The Egyptian state news agency Mena said 448 people were injured in the clashes overnight into Saturday.

The unrest began after Friday prayers, when thousands converged on Cairo's Tahrir Square to demand faster political reforms following the ousting of former President Hosni Mubarak in February.

From there, hundreds marched on the Israeli embassy. They smashed through a security wall around the building before a group of about 30 broke in and threw documents out of windows.

An Israeli official told the BBC the intruders had entered consular offices, but not the main embassy.

After initially standing by, police moved against the protesters, firing tear gas. Several vehicles were set alight.

Live TV pictures in the early hours of Saturday showed protesters throwing petrol bombs at police vans which drove at a crowd of people to try to scatter them.

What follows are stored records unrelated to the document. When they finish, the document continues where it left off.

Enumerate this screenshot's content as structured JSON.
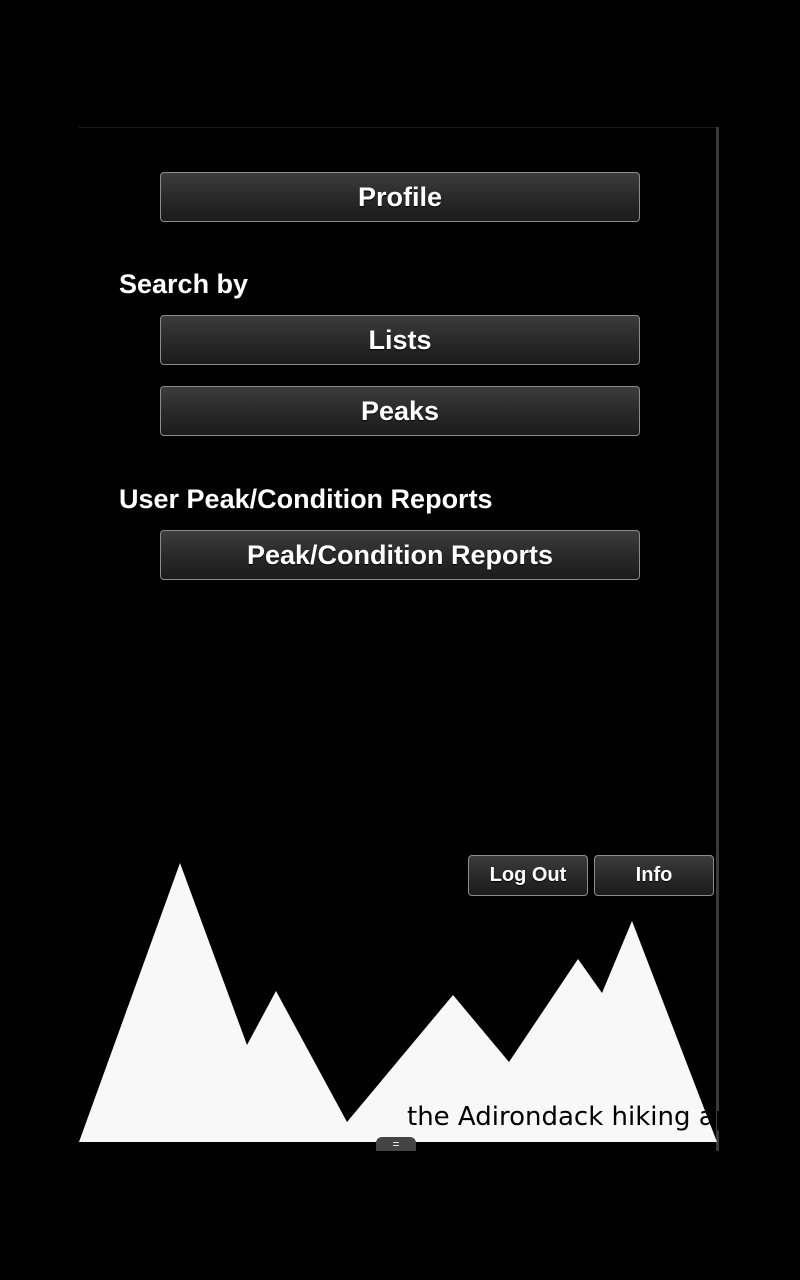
{
  "menu": {
    "profile_label": "Profile",
    "search_heading": "Search by",
    "lists_label": "Lists",
    "peaks_label": "Peaks",
    "reports_heading": "User Peak/Condition Reports",
    "reports_label": "Peak/Condition Reports"
  },
  "footer": {
    "logout_label": "Log Out",
    "info_label": "Info",
    "tagline": "the Adirondack hiking app",
    "handle_glyph": "="
  },
  "colors": {
    "background": "#000000",
    "button_text": "#ffffff",
    "button_border": "#8c8c8c",
    "logo_fill": "#f8f8f8"
  }
}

Shots were heard in the area but it is not clear who fired them. Protesters also attacked a police station nearby.

An Israeli official said 80 people - embassy staff, including the ambassador, and their families - were flown out overnight to Israel.

The Israeli consul remains in Cairo as acting ambassador.

The BBC's Hamada Abu-Qamar in Cairo says the protesters want the embassy to be shut down.

Peace treaty tested

There have been protests outside the embassy since the deaths on 18 August of five Egyptian policemen on the border with Israel.

Egyptian officials say they were killed as Israeli forces chased suspected militants across the border.

Gunmen had earlier that day attacked Israeli civilian buses near the Red Sea resort of Eilat, killing eight people.

Cairo called the policemen's death "unacceptable". Israel did not admit responsibility, but said the deaths were regretted.

Correspondents say the incident marked a sharp escalation in tensions between Israel and Egypt. Their 30-year-old peace treaty was already being tested after long-time Egyptian leader Hosni Mubarak was forced from office.

Under Mr Mubarak, ties between the two nations had been stable after a history of conflict.

But his removal has sparked fears among Israeli officials that a less amenable government could take charge in Cairo.

Source: http://www.bbc.co.uk/news/14864411

Tag(s) : #Afrique de l'Ouest